To use this tool, your employee must be:

  • full-time, part-time or casual
  • covered by an award
  • paid an hourly or weekly wage.

The Employment Contract Tool isn’t for every worker. It can’t be used for:

  • employees who’ll be paid a salary
  • apprentices and trainees
  • seasonal workers
  • independent contractors, or
  • employees covered by registered agreements.

Fixed term contracts

If you’re considering hiring staff on fixed term contracts, it’s important to check that you’re following the rules.

There are limitations on the use of fixed term contracts that include rules about how long contracts can be and how many times they can be renewed.

You’ll also need to give fixed term contract employees a copy of the Fixed Term Contract Information Statement when they start work.

For more information visit Fixed term contract employees.


Take the time to go through an induction with your new starter. Use this time to communicate your expectations and give them an opportunity to ask questions. It also helps employees feel informed, welcomed and prepared to do their job.

Productive workplaces

During the first few weeks of employment, employers and employees should organise a time to set goals and expectations. You can use this opportunity to outline training needs and create a plan together to ensure these needs are met.

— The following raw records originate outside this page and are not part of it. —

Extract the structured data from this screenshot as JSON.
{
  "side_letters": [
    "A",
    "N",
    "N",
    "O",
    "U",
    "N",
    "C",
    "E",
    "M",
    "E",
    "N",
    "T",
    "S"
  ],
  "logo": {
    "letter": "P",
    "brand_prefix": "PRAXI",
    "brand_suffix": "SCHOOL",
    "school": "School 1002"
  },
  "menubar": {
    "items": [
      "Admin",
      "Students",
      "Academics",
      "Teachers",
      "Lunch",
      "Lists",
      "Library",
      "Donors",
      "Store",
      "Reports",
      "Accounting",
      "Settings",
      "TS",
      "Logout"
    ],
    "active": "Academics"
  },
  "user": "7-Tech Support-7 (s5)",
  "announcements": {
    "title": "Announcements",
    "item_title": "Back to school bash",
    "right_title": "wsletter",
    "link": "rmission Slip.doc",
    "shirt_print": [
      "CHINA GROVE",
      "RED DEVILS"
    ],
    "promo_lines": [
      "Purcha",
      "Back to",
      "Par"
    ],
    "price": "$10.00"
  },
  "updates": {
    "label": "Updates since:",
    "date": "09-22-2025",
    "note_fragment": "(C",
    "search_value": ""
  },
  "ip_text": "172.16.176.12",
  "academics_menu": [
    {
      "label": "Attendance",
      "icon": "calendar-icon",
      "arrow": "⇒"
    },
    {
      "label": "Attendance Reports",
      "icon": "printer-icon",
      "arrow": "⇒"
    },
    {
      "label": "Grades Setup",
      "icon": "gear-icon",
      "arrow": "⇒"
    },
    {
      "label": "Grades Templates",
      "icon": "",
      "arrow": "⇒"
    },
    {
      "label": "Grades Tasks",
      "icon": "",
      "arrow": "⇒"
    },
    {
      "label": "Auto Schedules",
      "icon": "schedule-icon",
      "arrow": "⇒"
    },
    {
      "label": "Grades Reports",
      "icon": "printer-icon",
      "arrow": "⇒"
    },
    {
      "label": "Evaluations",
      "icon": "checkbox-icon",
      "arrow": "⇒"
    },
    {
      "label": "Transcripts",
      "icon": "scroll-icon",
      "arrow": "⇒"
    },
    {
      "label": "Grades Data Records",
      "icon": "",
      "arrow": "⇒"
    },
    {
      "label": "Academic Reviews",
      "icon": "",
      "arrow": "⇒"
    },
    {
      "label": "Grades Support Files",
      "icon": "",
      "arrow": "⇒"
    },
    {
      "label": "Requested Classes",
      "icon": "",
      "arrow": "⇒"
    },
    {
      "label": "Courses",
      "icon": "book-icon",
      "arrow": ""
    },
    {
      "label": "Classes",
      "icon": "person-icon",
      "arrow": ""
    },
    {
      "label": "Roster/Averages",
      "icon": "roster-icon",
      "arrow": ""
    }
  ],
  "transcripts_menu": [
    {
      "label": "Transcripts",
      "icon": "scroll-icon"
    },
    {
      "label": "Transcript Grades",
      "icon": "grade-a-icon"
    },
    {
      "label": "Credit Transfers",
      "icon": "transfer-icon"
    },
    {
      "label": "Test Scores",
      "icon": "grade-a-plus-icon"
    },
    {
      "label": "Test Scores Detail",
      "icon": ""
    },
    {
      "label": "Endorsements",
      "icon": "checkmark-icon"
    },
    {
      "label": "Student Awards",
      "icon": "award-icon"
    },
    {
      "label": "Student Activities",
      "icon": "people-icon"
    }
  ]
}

Communication is an essential part of a good working relationship. Set up regular meetings to provide performance feedback and discuss any issues or concerns early, before they become workplace problems.

Hiring an apprentice or trainee

Hiring an apprentice or trainee can be a great investment for your business. An apprenticeship or a traineeship is a good opportunity for on the job training while studying for a qualification.

If you’re hiring an apprentice, use our Guide to taking on an apprentice Guide to taking on an apprentice to help you understand your obligations. You can also find more information on our Apprentices and trainees page.

Employees with disability

We have help, information and guidance for employees with disability, for their employers and for employers looking to hire a potential employee who may have disability. For more information:

Tools and resources

Related information